*WHAT THE TASK REQUIRES*. Nothing in the records may be altered, and no picture may be included. Restate them in full.

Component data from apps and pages
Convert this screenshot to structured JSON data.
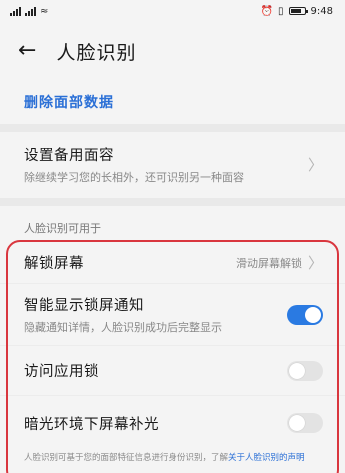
{
  "status_bar": {
    "left_text": "⁴⁶",
    "right_icons": "⏰ ⚡",
    "time": "9:48"
  },
  "header": {
    "back": "←",
    "title": "人脸识别"
  },
  "actions": {
    "delete_face_data": "删除面部数据"
  },
  "backup": {
    "title": "设置备用面容",
    "subtitle": "除继续学习您的长相外，还可识别另一种面容"
  },
  "section": {
    "label": "人脸识别可用于"
  },
  "options": {
    "unlock_screen": {
      "title": "解锁屏幕",
      "value": "滑动屏幕解锁"
    },
    "smart_notifications": {
      "title": "智能显示锁屏通知",
      "subtitle": "隐藏通知详情，人脸识别成功后完整显示",
      "enabled": true
    },
    "app_lock": {
      "title": "访问应用锁",
      "enabled": false
    },
    "low_light_fill": {
      "title": "暗光环境下屏幕补光",
      "enabled": false
    }
  },
  "footer": {
    "note": "人脸识别可基于您的面部特征信息进行身份识别，了解",
    "link": "关于人脸识别的声明"
  },
  "colors": {
    "accent": "#2a6fd6",
    "highlight_border": "#d9363e"
  }
}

*TASK OUTPUT*.
Convert this screenshot to structured JSON data.
{
  "status_bar": {
    "left_text": "⁴⁶",
    "right_icons": "⏰ ⚡",
    "time": "9:48"
  },
  "header": {
    "back": "←",
    "title": "人脸识别"
  },
  "actions": {
    "delete_face_data": "删除面部数据"
  },
  "backup": {
    "title": "设置备用面容",
    "subtitle": "除继续学习您的长相外，还可识别另一种面容"
  },
  "section": {
    "label": "人脸识别可用于"
  },
  "options": {
    "unlock_screen": {
      "title": "解锁屏幕",
      "value": "滑动屏幕解锁"
    },
    "smart_notifications": {
      "title": "智能显示锁屏通知",
      "subtitle": "隐藏通知详情，人脸识别成功后完整显示",
      "enabled": true
    },
    "app_lock": {
      "title": "访问应用锁",
      "enabled": false
    },
    "low_light_fill": {
      "title": "暗光环境下屏幕补光",
      "enabled": false
    }
  },
  "footer": {
    "note": "人脸识别可基于您的面部特征信息进行身份识别，了解",
    "link": "关于人脸识别的声明"
  },
  "colors": {
    "accent": "#2a6fd6",
    "highlight_border": "#d9363e"
  }
}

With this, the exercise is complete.